Shrewsbury Town 1-0 Coventry City Six Things: first win for Ricketts

Sam Ricketts – bbc.co.uk

Aaron Amadi-Holloway’s goal early in the second half gave Shrewsbury Town a 1-0 victory to boost their top half aspirations, plunging visitors Coventry City closer to the relegation mire. Here’s our Six Things from the game. 

Shrewsbury’s first half dominance

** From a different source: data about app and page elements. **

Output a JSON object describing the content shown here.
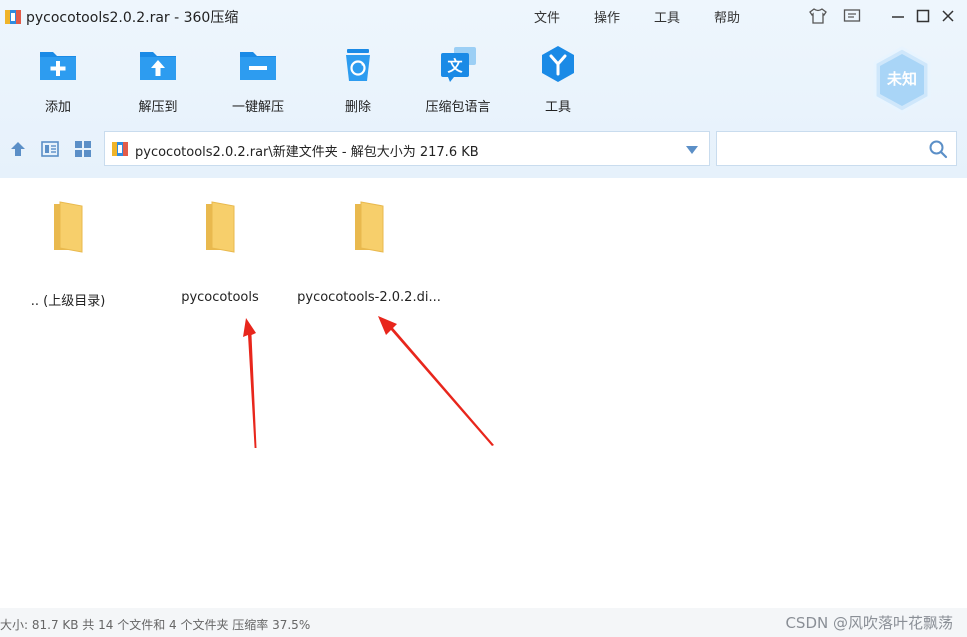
{
  "window": {
    "title": "pycocotools2.0.2.rar - 360压缩"
  },
  "menu": {
    "items": [
      "文件",
      "操作",
      "工具",
      "帮助"
    ]
  },
  "window_controls": [
    "skin-icon",
    "feedback-icon",
    "minimize-icon",
    "maximize-icon",
    "close-icon"
  ],
  "toolbar": {
    "items": [
      {
        "label": "添加",
        "icon": "add-icon"
      },
      {
        "label": "解压到",
        "icon": "extract-to-icon"
      },
      {
        "label": "一键解压",
        "icon": "one-click-extract-icon"
      },
      {
        "label": "删除",
        "icon": "delete-icon"
      },
      {
        "label": "压缩包语言",
        "icon": "archive-language-icon"
      },
      {
        "label": "工具",
        "icon": "tools-icon"
      }
    ],
    "badge_label": "未知"
  },
  "address": {
    "path": "pycocotools2.0.2.rar\\新建文件夹 - 解包大小为 217.6 KB"
  },
  "search": {
    "placeholder": ""
  },
  "files": [
    {
      "name": ".. (上级目录)",
      "icon": "folder-icon"
    },
    {
      "name": "pycocotools",
      "icon": "folder-icon"
    },
    {
      "name": "pycocotools-2.0.2.di...",
      "icon": "folder-icon"
    }
  ],
  "status": {
    "text": "大小: 81.7 KB 共 14 个文件和 4 个文件夹 压缩率 37.5%",
    "watermark": "CSDN @风吹落叶花飘荡"
  },
  "colors": {
    "accent": "#1a8ae6",
    "folder": "#f7cf6b",
    "annotation_arrow": "#e8261c",
    "toolbar_bg": "#eaf3fc"
  }
}
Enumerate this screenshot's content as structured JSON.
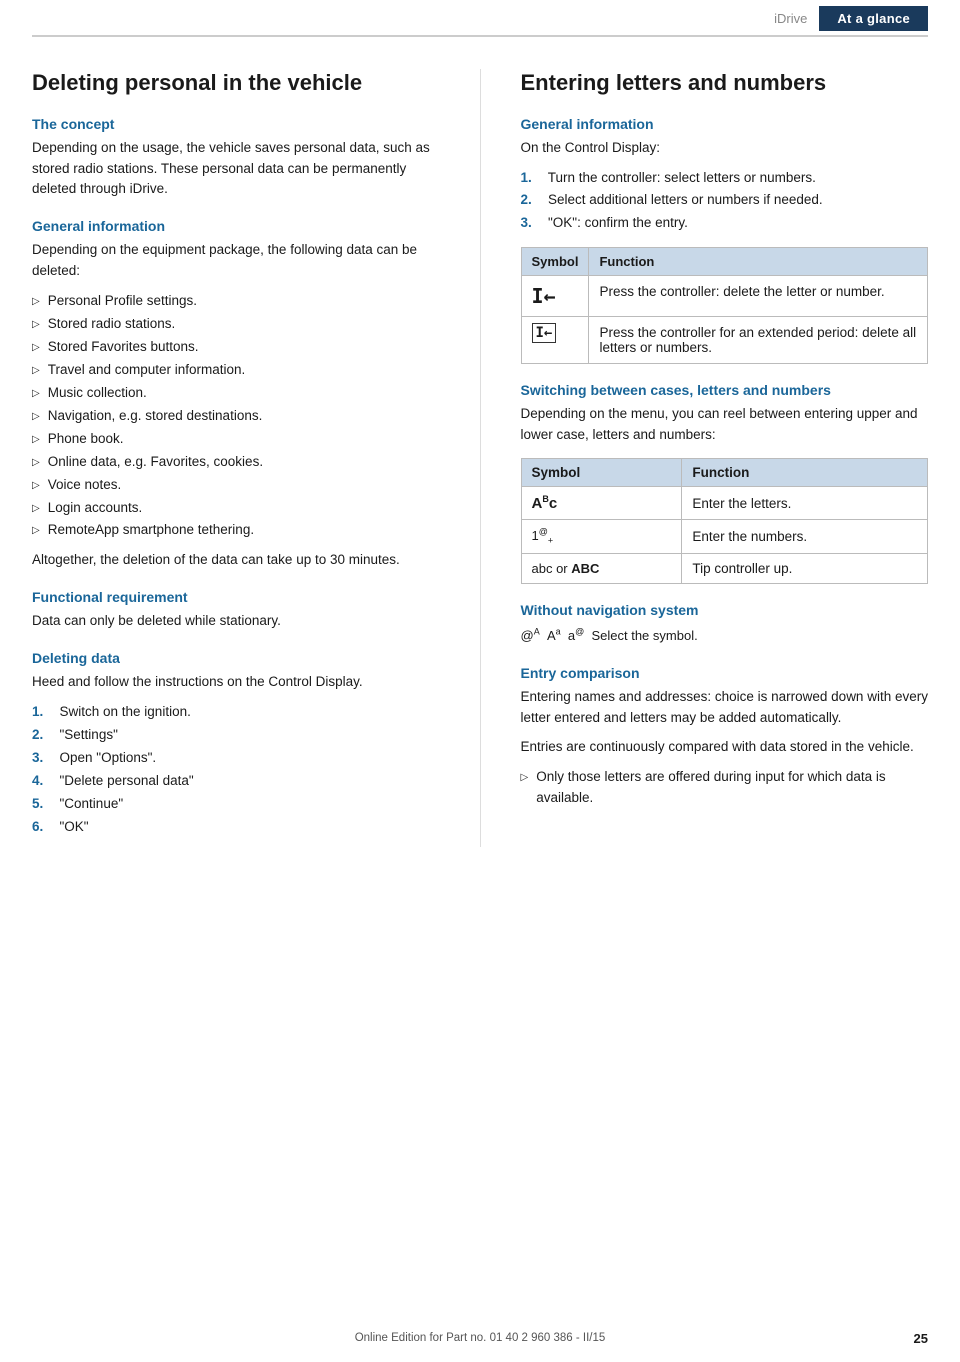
{
  "header": {
    "brand": "iDrive",
    "tab": "At a glance"
  },
  "left": {
    "main_title": "Deleting personal in the vehicle",
    "sections": [
      {
        "id": "the-concept",
        "title": "The concept",
        "paragraphs": [
          "Depending on the usage, the vehicle saves personal data, such as stored radio stations. These personal data can be permanently deleted through iDrive."
        ]
      },
      {
        "id": "general-information",
        "title": "General information",
        "paragraphs": [
          "Depending on the equipment package, the following data can be deleted:"
        ],
        "bullets": [
          "Personal Profile settings.",
          "Stored radio stations.",
          "Stored Favorites buttons.",
          "Travel and computer information.",
          "Music collection.",
          "Navigation, e.g. stored destinations.",
          "Phone book.",
          "Online data, e.g. Favorites, cookies.",
          "Voice notes.",
          "Login accounts.",
          "RemoteApp smartphone tethering."
        ],
        "after_bullets": "Altogether, the deletion of the data can take up to 30 minutes."
      },
      {
        "id": "functional-requirement",
        "title": "Functional requirement",
        "paragraphs": [
          "Data can only be deleted while stationary."
        ]
      },
      {
        "id": "deleting-data",
        "title": "Deleting data",
        "paragraphs": [
          "Heed and follow the instructions on the Control Display."
        ],
        "steps": [
          "Switch on the ignition.",
          "\"Settings\"",
          "Open \"Options\".",
          "\"Delete personal data\"",
          "\"Continue\"",
          "\"OK\""
        ]
      }
    ]
  },
  "right": {
    "main_title": "Entering letters and numbers",
    "sections": [
      {
        "id": "general-info-right",
        "title": "General information",
        "paragraphs": [
          "On the Control Display:"
        ],
        "steps": [
          "Turn the controller: select letters or numbers.",
          "Select additional letters or numbers if needed.",
          "\"OK\": confirm the entry."
        ],
        "table": {
          "headers": [
            "Symbol",
            "Function"
          ],
          "rows": [
            {
              "symbol": "I←",
              "function": "Press the controller: delete the letter or number."
            },
            {
              "symbol": "I←",
              "function": "Press the controller for an extended period: delete all letters or numbers."
            }
          ]
        }
      },
      {
        "id": "switching-cases",
        "title": "Switching between cases, letters and numbers",
        "paragraphs": [
          "Depending on the menu, you can reel between entering upper and lower case, letters and numbers:"
        ],
        "table": {
          "headers": [
            "Symbol",
            "Function"
          ],
          "rows": [
            {
              "symbol": "Aᴬc",
              "function": "Enter the letters."
            },
            {
              "symbol": "1®₊",
              "function": "Enter the numbers."
            },
            {
              "symbol": "abc or ABC",
              "function": "Tip controller up."
            }
          ]
        }
      },
      {
        "id": "without-nav",
        "title": "Without navigation system",
        "symbols_line": "@ᴬ  Aᵃ  a®  Select the symbol."
      },
      {
        "id": "entry-comparison",
        "title": "Entry comparison",
        "paragraphs": [
          "Entering names and addresses: choice is narrowed down with every letter entered and letters may be added automatically.",
          "Entries are continuously compared with data stored in the vehicle."
        ],
        "bullets": [
          "Only those letters are offered during input for which data is available."
        ]
      }
    ]
  },
  "footer": {
    "text": "Online Edition for Part no. 01 40 2 960 386 - II/15",
    "page": "25"
  }
}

Shrewsbury’s 4-4-2 diamond system, which had proved successful during the interim period under Danny Coyne and Eric Ramsey, worked a treat in the early stages here. Strikers Fejiri Okenabirhie and Aaron Amadi-Holloway imposed their athleticism on visiting centre-backs Jordan Willis and Dominic Hyam, which allowed Salop midfielders like Greg Docherty and Oliver Norburn to pick up second balls from midfield, as Abu Ogogo and Liam Kelly dropped into their defensive third. Salop also threatened in transition, with Anthony Grant picking out a fine pass to pick out Okenabirhie, who teased Dujon Sterling before curling a shot that was tipped away by Lee Burge; Amadi-Holloway might have done better with his nodded, rebounded effort at the back-post. Anthony Grant then saw two shots blocked by Kelly in the space of a minute midway through the opening period, as Salop turned up the heat. Luke Waterfall was a threat from set pieces with his charges to the back-post and his header from a 33rd-minute corner was headed off the line, again by Kelly, before Amadi-Holloway then turned Hyam only to blaze over from close-range. In essence, it was a first half of nearly moments for the Shrews.

Disjointed Coventry

The one downside to Shrewsbury’s diamond system was that it allowed Coventry space down the flanks, most notably the left channel. Mark Robins’ side though lacked the confidence to exploit that particular vulnerability; Junior Brown is more of a technician than a direct runner and while winger Luke Thomas is quick, he is naturally right-footed and more likely to move into congested central areas than hold the width. Worryingly, the Sky Blues did not create a clear cut chance until the 48th minute, when Jonson Clarke-Harris set Thomas free from close-range, with Steve Arnold saving with his legs.

Amadi-Holloway finds form

That stop from Arnold proved crucial, because just a minute later, Shrewsbury opened the scoring. All of the pre-match talk had been of Fejiri Okenabirhie and his record of scoring in each of his last five games, but a striker who had gone under the radar was Aaron Amadi-Holloway, who bagged his third in six in all forms. After Greg Docherty delivered from a wide free-kick, the former Oldham striker bulleted his header past Lee Burge. It was fully deserved for Amadi-Holloway, who pressed superbly from the front.

Sky Blues’ late surge

Conor Chaplin had been quiet for much of the contest but came alive midway through the second period, poking home from close range before the goal was disallowed, then seeing appeals for a penalty for an alleged foul by Luke Waterfall fall on deaf ears. Tom Bayliss’ 70th minute effort from outside the box was blocked by Sadler before Kelly, one of Coventry’s more driven performers, fired over on 77 minutes. Okenabirhie tired though and while Lenell John-Lewis replaced Amadi-Holloway in the latter stages, pace is not among the substitutes main attributes, so the Shrews needed a combination of fortune and dogged defending to see the game out.

Cov’s bleak midwinter

It should not be forgotten the work Mark Robins has done at Coventry. Last season, his adaptability was his biggest strength; when injuries struck, he was able to re-build the team setup very quickly and promotion was secured. This year, however, he has almost been too adaptable; there is a disjointed feel to the team which perhaps stems from the volume of changes. Equally however, for the first hour, his players were slow to loose balls and there were too many times when they were found wanting, not necessarily for work rate, but commitment and bravery; there are a lot of young players in this squad who, although talented, are used to youth team football and need to adjust to the men’s game very quickly. With uncertainty over the club’s future off the field and five league defeats in six on it, this is a bleak midwinter for the Sky Blues.

Good start for Ricketts

It has been an encouraging start for Sam Ricketts at Shrewsbury. One of the main things he has done since taking charge has been engage with supporters and show a willingness to embrace the ideas of Danny Coyne and Eric Ramsay, who are highly-regarded coaches within the hierarchy. The team can play early balls into the front men but, from there, they also use the ball with pace, quality and fluidity; then in the second half, they showed the determination to see the game out. Avoiding relegation was the main priority when John Askey left last month yet now, with the team just two points off the top half, Shrewsbury can spend Christmas looking upward.